Both genes and the environment shape a person’s risk of disease, but while genes are frequently cataloged, perturbed, activated, turned off and systematically tested in the lab, environmental exposures are often studied as one-offs. Now Harvard Medical School investigators at Brigham and Women’s Hospital have developed an approach to systematically and simultaneously evaluate the effects of hundreds of environmental factors on the development of neurological diseases.
Through a series of investigations, the team has identified environmental factors that boost neurological inflammation, including an herbicide used in the United States but currently banned in Europe. Details of the team’s approach and findings are published Jan. 17 in .
“When we study inflammation and neurodegeneration, we learn that the environment may play just as important of a role as genetics,” said corresponding author professor of neurology at HMS and a principal investigator in the Ann Romney Center for Neurologic Diseases at the Brigham.
“We created a platform to systematically investigate the understudied effects of environmental exposures,” Quintana said. “As an example, we followed up on one of our top hits, an herbicide currently banned in Europe. The goal of our work is to return results that can guide future epidemiological studies and identify actionable targets.”
Quintana and colleagues started by investigating 976 chemicals from multiple sources ranging from industrial and consumer products to food additives. Known as the ToxCast chemical inventory, this broad collection was established by the U.S. Environmental Protection Agency and made available to Quintana and colleagues for study. The team began by using a bioinformatic analysis to identify compounds that affected signaling pathways previously linked to multiple sclerosis. This analysis yielded 75 candidate compounds.
Using a novel zebrafish model of multiple sclerosis, the team added each compound to the water and evaluated the effects of each one on CNS inflammation. They narrowed in on five compounds that increased the activity of nos2a, a gene associated with inflammation. The researchers tested the compounds in mouse astrocytes—star-shaped cells that reside in the brain and spinal cord. They found that linuron, an herbicide, and methyl carbamate, a compound used by the textile, polymer and pharmaceutical industries, boosted inflammation in the astrocytes.

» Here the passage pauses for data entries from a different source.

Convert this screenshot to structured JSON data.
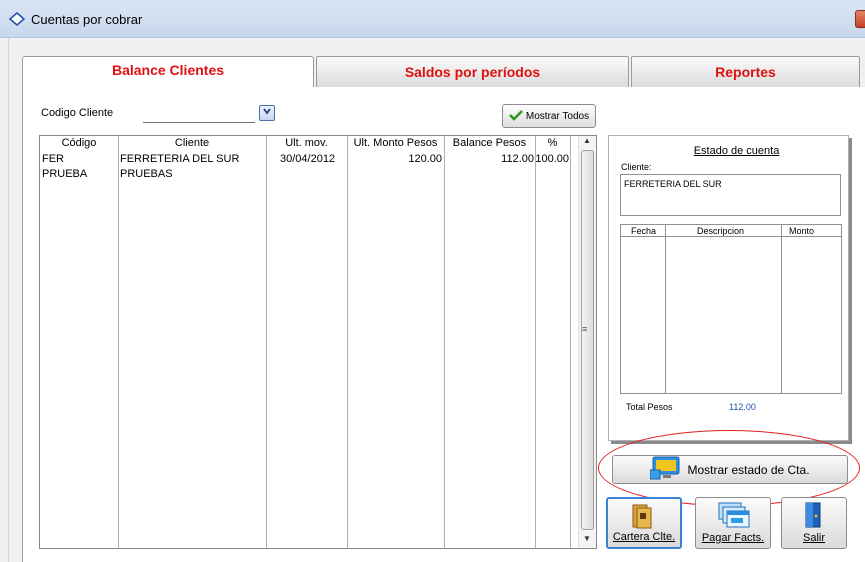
{
  "window": {
    "title": "Cuentas por cobrar"
  },
  "tabs": [
    {
      "label": "Balance Clientes",
      "active": true
    },
    {
      "label": "Saldos por períodos",
      "active": false
    },
    {
      "label": "Reportes",
      "active": false
    }
  ],
  "filter": {
    "codigo_label": "Codigo Cliente",
    "codigo_value": "",
    "mostrar_todos_label": "Mostrar Todos"
  },
  "grid": {
    "columns": [
      "Código",
      "Cliente",
      "Ult. mov.",
      "Ult. Monto Pesos",
      "Balance Pesos",
      "%"
    ],
    "rows": [
      [
        "FER",
        "FERRETERIA DEL SUR",
        "30/04/2012",
        "120.00",
        "112.00",
        "100.00"
      ],
      [
        "PRUEBA",
        "PRUEBAS",
        "",
        "",
        "",
        ""
      ]
    ]
  },
  "estado": {
    "title": "Estado de cuenta",
    "cliente_label": "Cliente:",
    "cliente_value": "FERRETERIA DEL SUR",
    "columns": [
      "Fecha",
      "Descripcion",
      "Monto"
    ],
    "total_label": "Total Pesos",
    "total_value": "112.00"
  },
  "buttons": {
    "mostrar_estado": "Mostrar estado de Cta.",
    "cartera": "Cartera Clte.",
    "pagar": "Pagar Facts.",
    "salir": "Salir"
  },
  "colors": {
    "tab_text": "#e01010",
    "highlight_ellipse": "#e02020",
    "total_value": "#1a4fb0"
  },
  "icons": [
    "app-diamond-icon",
    "close-icon",
    "dropdown-chevron-icon",
    "checkmark-icon",
    "monitor-icon",
    "folder-icon",
    "windows-stack-icon",
    "door-exit-icon"
  ]
}
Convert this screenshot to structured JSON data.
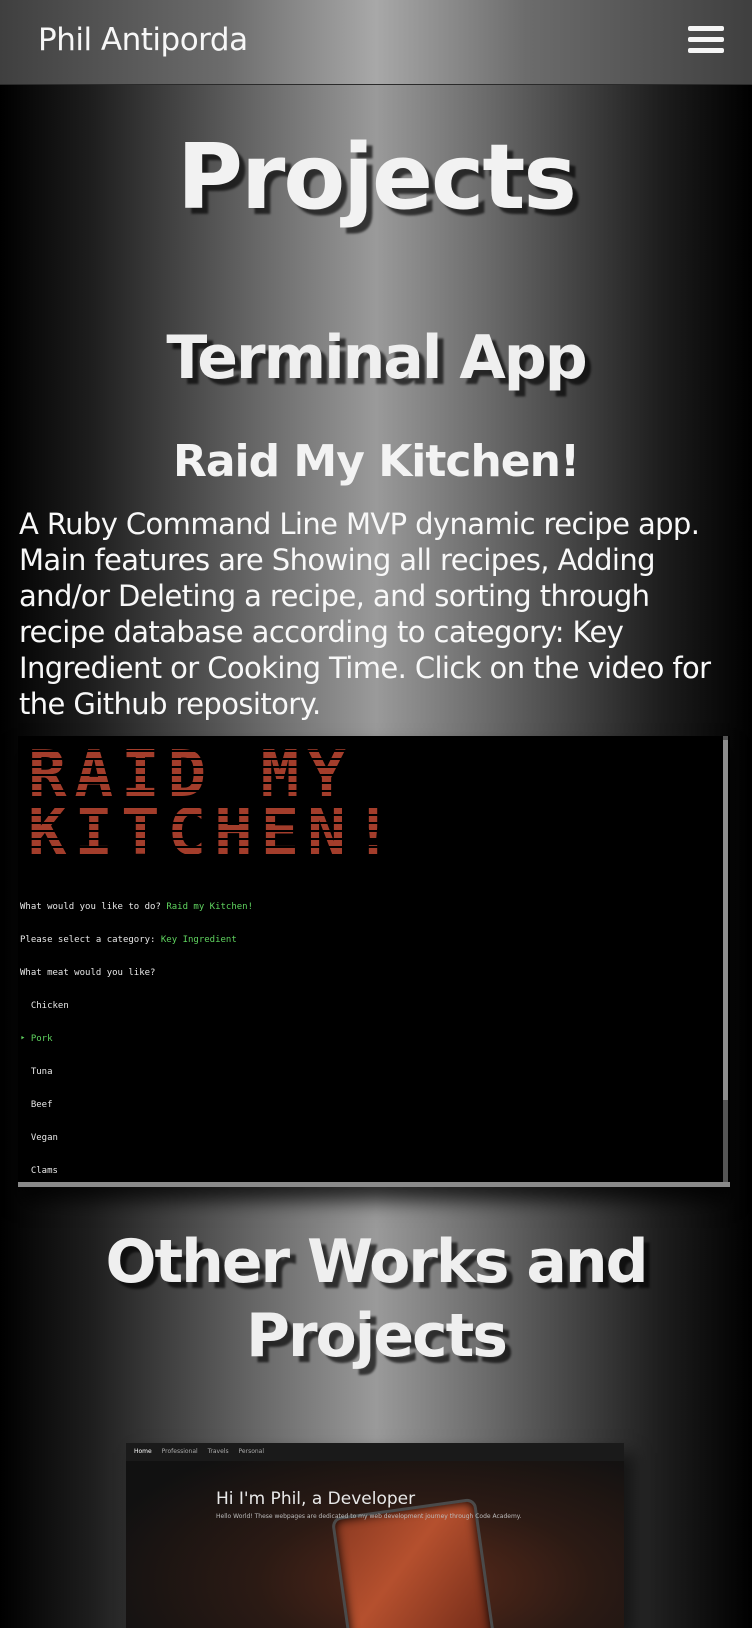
{
  "nav": {
    "brand": "Phil Antiporda",
    "menu_icon": "hamburger-menu-icon"
  },
  "page": {
    "title": "Projects"
  },
  "terminal_section": {
    "heading": "Terminal App",
    "project_name": "Raid My Kitchen!",
    "description": "A Ruby Command Line MVP dynamic recipe app. Main features are Showing all recipes, Adding and/or Deleting a recipe, and sorting through recipe database according to category: Key Ingredient or Cooking Time. Click on the video for the Github repository."
  },
  "video": {
    "banner": "RAID MY KITCHEN!",
    "lines": [
      {
        "prompt": "What would you like to do? ",
        "answer": "Raid my Kitchen!"
      },
      {
        "prompt": "Please select a category: ",
        "answer": "Key Ingredient"
      },
      {
        "prompt": "What meat would you like?",
        "answer": ""
      }
    ],
    "options": [
      {
        "label": "Chicken",
        "selected": false
      },
      {
        "label": "Pork",
        "selected": true
      },
      {
        "label": "Tuna",
        "selected": false
      },
      {
        "label": "Beef",
        "selected": false
      },
      {
        "label": "Vegan",
        "selected": false
      },
      {
        "label": "Clams",
        "selected": false
      }
    ]
  },
  "other_section": {
    "heading": "Other Works and Projects"
  },
  "thumbnail": {
    "nav_items": [
      "Home",
      "Professional",
      "Travels",
      "Personal"
    ],
    "heading": "Hi I'm Phil, a Developer",
    "subtext": "Hello World! These webpages are dedicated to my web development journey through Code Academy."
  },
  "colors": {
    "accent_red": "#b54430",
    "terminal_green": "#5fd35f"
  }
}
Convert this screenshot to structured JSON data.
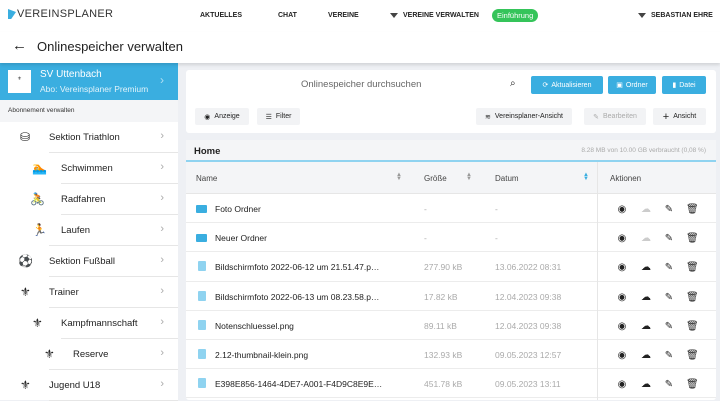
{
  "topbar": {
    "logo": "VEREINSPLANER",
    "nav": [
      "AKTUELLES",
      "CHAT",
      "VEREINE",
      "VEREINE VERWALTEN"
    ],
    "badge": "Einführung",
    "user": "SEBASTIAN EHRE"
  },
  "page": {
    "title": "Onlinespeicher verwalten",
    "back_icon": "←"
  },
  "sidebar": {
    "club_name": "SV Uttenbach",
    "club_sub": "Abo: Vereinsplaner Premium",
    "abo_link": "Abonnement verwalten",
    "items": [
      {
        "label": "Sektion Triathlon",
        "icon": "⛁"
      },
      {
        "label": "Schwimmen",
        "icon": "🏊"
      },
      {
        "label": "Radfahren",
        "icon": "🚴"
      },
      {
        "label": "Laufen",
        "icon": "🏃"
      },
      {
        "label": "Sektion Fußball",
        "icon": "⚽"
      },
      {
        "label": "Trainer",
        "icon": "⚜"
      },
      {
        "label": "Kampfmannschaft",
        "icon": "⚜"
      },
      {
        "label": "Reserve",
        "icon": "⚜"
      },
      {
        "label": "Jugend U18",
        "icon": "⚜"
      }
    ]
  },
  "search": {
    "placeholder": "Onlinespeicher durchsuchen",
    "refresh": "Aktualisieren",
    "folder": "Ordner",
    "file": "Datei"
  },
  "toolbar": {
    "view": "Anzeige",
    "filter": "Filter",
    "vp_view": "Vereinsplaner-Ansicht",
    "edit": "Bearbeiten",
    "add_view": "Ansicht"
  },
  "files": {
    "title": "Home",
    "usage": "8.28 MB von 10.00 GB verbraucht   (0,08 %)",
    "columns": {
      "name": "Name",
      "size": "Größe",
      "date": "Datum",
      "actions": "Aktionen"
    },
    "rows": [
      {
        "name": "Foto Ordner",
        "size": "-",
        "date": "-",
        "type": "folder"
      },
      {
        "name": "Neuer Ordner",
        "size": "-",
        "date": "-",
        "type": "folder"
      },
      {
        "name": "Bildschirmfoto 2022-06-12 um 21.51.47.p…",
        "size": "277.90 kB",
        "date": "13.06.2022 08:31",
        "type": "image"
      },
      {
        "name": "Bildschirmfoto 2022-06-13 um 08.23.58.p…",
        "size": "17.82 kB",
        "date": "12.04.2023 09:38",
        "type": "image"
      },
      {
        "name": "Notenschluessel.png",
        "size": "89.11 kB",
        "date": "12.04.2023 09:38",
        "type": "image"
      },
      {
        "name": "2.12-thumbnail-klein.png",
        "size": "132.93 kB",
        "date": "09.05.2023 12:57",
        "type": "image"
      },
      {
        "name": "E398E856-1464-4DE7-A001-F4D9C8E9E…",
        "size": "451.78 kB",
        "date": "09.05.2023 13:11",
        "type": "image"
      }
    ]
  },
  "colors": {
    "accent": "#3aaee0",
    "badge": "#35c45a"
  }
}
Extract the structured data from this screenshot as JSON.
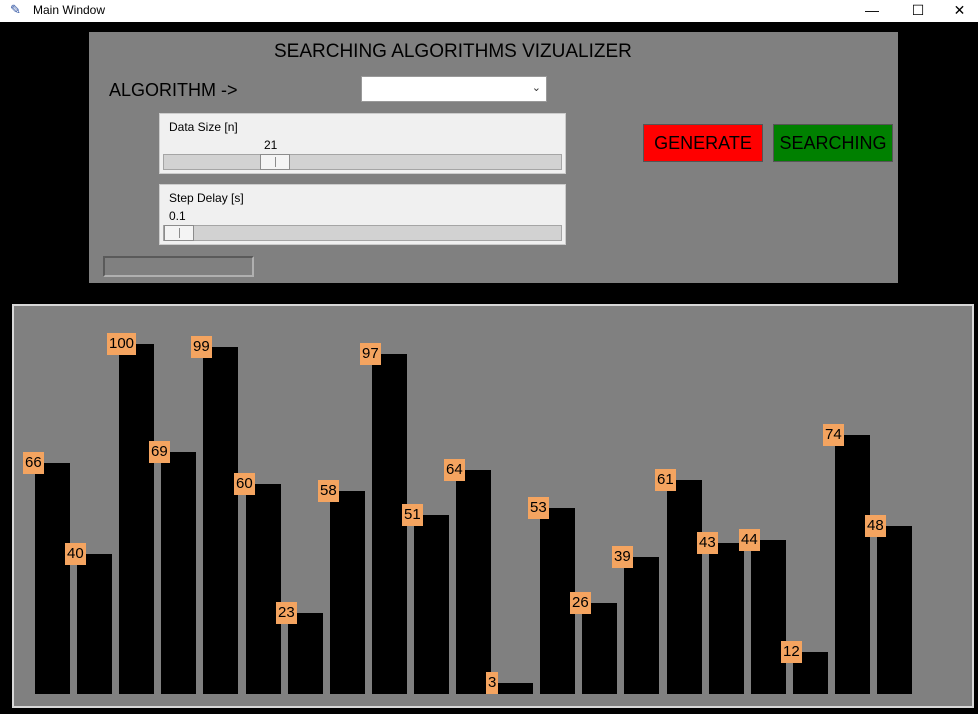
{
  "window": {
    "title": "Main Window",
    "minimize": "—",
    "maximize": "☐",
    "close": "✕",
    "icon": "feather-icon"
  },
  "panel": {
    "heading": "SEARCHING ALGORITHMS VIZUALIZER",
    "algorithm_label": "ALGORITHM ->",
    "algorithm_value": "",
    "data_size": {
      "label": "Data Size [n]",
      "value": "21",
      "fraction": 0.26
    },
    "step_delay": {
      "label": "Step Delay [s]",
      "value": "0.1",
      "fraction": 0.0
    },
    "generate_label": "GENERATE",
    "search_label": "SEARCHING",
    "colors": {
      "generate": "#ff0000",
      "search": "#008000",
      "panel": "#808080"
    }
  },
  "chart_data": {
    "type": "bar",
    "values": [
      66,
      40,
      100,
      69,
      99,
      60,
      23,
      58,
      97,
      51,
      64,
      3,
      53,
      26,
      39,
      61,
      43,
      44,
      12,
      74,
      48
    ],
    "ylim": [
      0,
      100
    ],
    "bar_color": "#000000",
    "label_color": "#f4a460",
    "background": "#808080"
  }
}
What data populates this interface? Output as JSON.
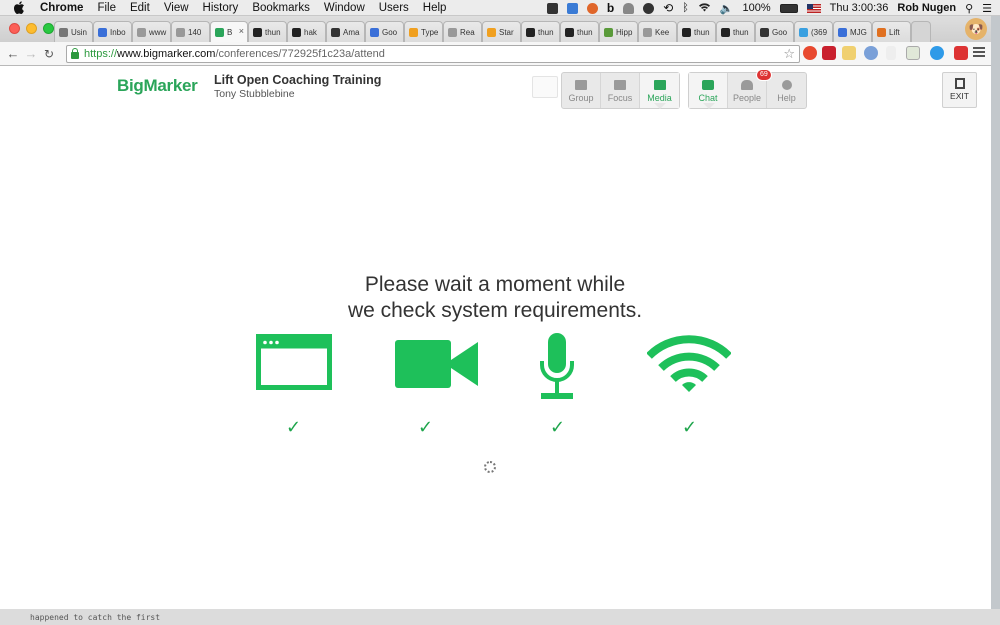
{
  "menubar": {
    "app_name": "Chrome",
    "menus": [
      "File",
      "Edit",
      "View",
      "History",
      "Bookmarks",
      "Window",
      "Users",
      "Help"
    ],
    "battery": "100%",
    "clock": "Thu 3:00:36",
    "user": "Rob Nugen"
  },
  "tabs": [
    {
      "label": "Usin",
      "color": "#777"
    },
    {
      "label": "Inbo",
      "color": "#3a6fd8"
    },
    {
      "label": "www",
      "color": "#999"
    },
    {
      "label": "140",
      "color": "#999"
    },
    {
      "label": "B",
      "color": "#2ba55a",
      "active": true
    },
    {
      "label": "thun",
      "color": "#222"
    },
    {
      "label": "hak",
      "color": "#222"
    },
    {
      "label": "Ama",
      "color": "#333"
    },
    {
      "label": "Goo",
      "color": "#3a6fd8"
    },
    {
      "label": "Type",
      "color": "#f0a020"
    },
    {
      "label": "Rea",
      "color": "#999"
    },
    {
      "label": "Star",
      "color": "#f0a020"
    },
    {
      "label": "thun",
      "color": "#222"
    },
    {
      "label": "thun",
      "color": "#222"
    },
    {
      "label": "Hipp",
      "color": "#5a9a3a"
    },
    {
      "label": "Kee",
      "color": "#999"
    },
    {
      "label": "thun",
      "color": "#222"
    },
    {
      "label": "thun",
      "color": "#222"
    },
    {
      "label": "Goo",
      "color": "#333"
    },
    {
      "label": "(369",
      "color": "#3aa0e0"
    },
    {
      "label": "MJG",
      "color": "#3a6fd8"
    },
    {
      "label": "Lift",
      "color": "#e07020"
    }
  ],
  "address": {
    "scheme": "https://",
    "host": "www.bigmarker.com",
    "path": "/conferences/772925f1c23a/attend"
  },
  "app": {
    "logo": "BigMarker",
    "title": "Lift Open Coaching Training",
    "host": "Tony Stubblebine"
  },
  "view_modes": [
    {
      "label": "Group",
      "active": false
    },
    {
      "label": "Focus",
      "active": false
    },
    {
      "label": "Media",
      "active": true
    }
  ],
  "panels": [
    {
      "label": "Chat",
      "active": true
    },
    {
      "label": "People",
      "badge": "69"
    },
    {
      "label": "Help"
    }
  ],
  "exit_label": "EXIT",
  "headline_line1": "Please wait a moment while",
  "headline_line2": "we check system requirements.",
  "checks": [
    {
      "icon": "browser-icon",
      "status": "✓"
    },
    {
      "icon": "video-camera-icon",
      "status": "✓"
    },
    {
      "icon": "microphone-icon",
      "status": "✓"
    },
    {
      "icon": "wifi-icon",
      "status": "✓"
    }
  ],
  "accent_color": "#1ea54c",
  "desktop_caption": "happened to catch the first"
}
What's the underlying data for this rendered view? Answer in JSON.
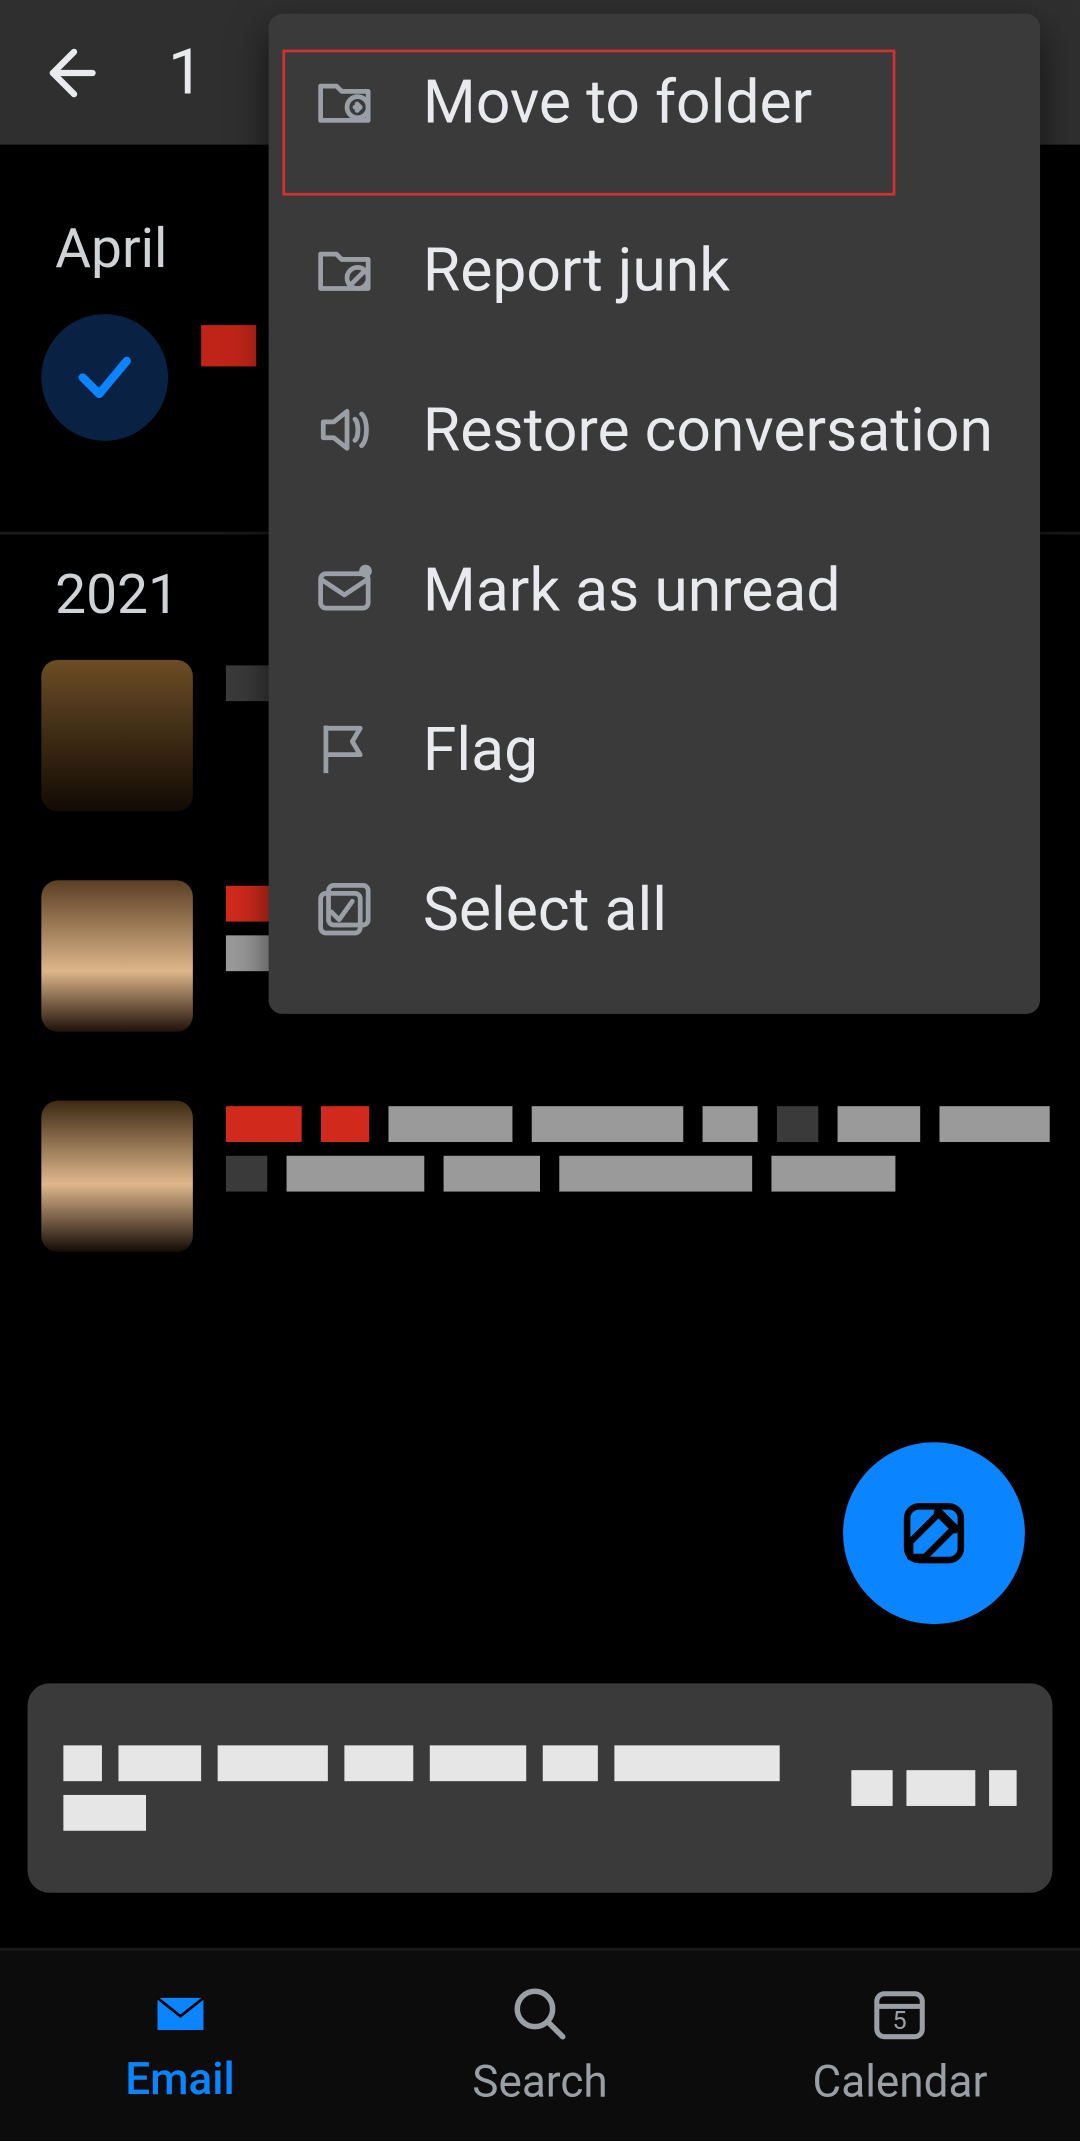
{
  "appbar": {
    "selected_count": "1"
  },
  "menu": {
    "items": [
      {
        "label": "Move to folder"
      },
      {
        "label": "Report junk"
      },
      {
        "label": "Restore conversation"
      },
      {
        "label": "Mark as unread"
      },
      {
        "label": "Flag"
      },
      {
        "label": "Select all"
      }
    ]
  },
  "sections": {
    "month": "April",
    "year": "2021"
  },
  "tabs": {
    "email": "Email",
    "search": "Search",
    "calendar": "Calendar",
    "calendar_badge": "5"
  },
  "colors": {
    "accent": "#0b84ff",
    "menu_bg": "#3a3a3a",
    "highlight": "#d03232"
  }
}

Linuron is an herbicide used in agriculture to kill grass and weeds. Although currently available in the U.S. and elsewhere, linuron was recently banned in Europe because of its potential risk to mammals. Using bioinformatic analysis, lab-based studies of cells from mice and patients with multiple sclerosis, gene editing, and computational modeling, Quintana and colleagues put together a molecular pathway through which linuron may drive inflammatory responses in astrocytes. Their findings highlight the role of Sigmar1, a membrane receptor that has been linked to the development of neurological disorders such as amyotrophic lateral sclerosis (ALS), a disease that has long been thought to have environmental contributors.
The researchers note that their findings are limited to the 976 compounds tested but that their approach could be scaled up if a larger library of chemicals is available for testing. These studies aim to identify candidate environmental exposures that affect central nervous system inflammation. However, the authors caution that follow-up epidemiological studies will be needed to further evaluate these findings and their implications in humans.
In addition to the current study, Quintana and colleagues are collaborating with the EPA on a parallel study of gut inflammation and the role of ToxCast chemicals in contributing to diseases such as irritable bowel syndrome (IBS). The team is also studying the implications of astrocyte inflammation in brain tumors and are interested in how the newly uncovered pathway may influence the immune response in glioblastoma.
“Our findings support the need for systematic investigation of the effects of the ‘exposome’—all of the environmental exposures people experience in their lifetime—on neurologic diseases and other conditions,” said Quintana. “Studies of the exposome have the potential to identify unknown origins of inflammation and key environmental factors that may contribute to risk.”
This work was supported by the National Institutes of Health (grants NS102807, NS087867, ES02530, AI126880, AI093903, T32CA207201 and F32NS101790), American Cancer Society (grant RSG-14-198-01-LIB), National Multiple Sclerosis Society (grants RG4111A1 and JF2161-A-5), International Progressive MS Alliance, Dana-Farber Cancer Institute, Program in Neuroscience at Brigham and Women’s, and Swedish Research Council.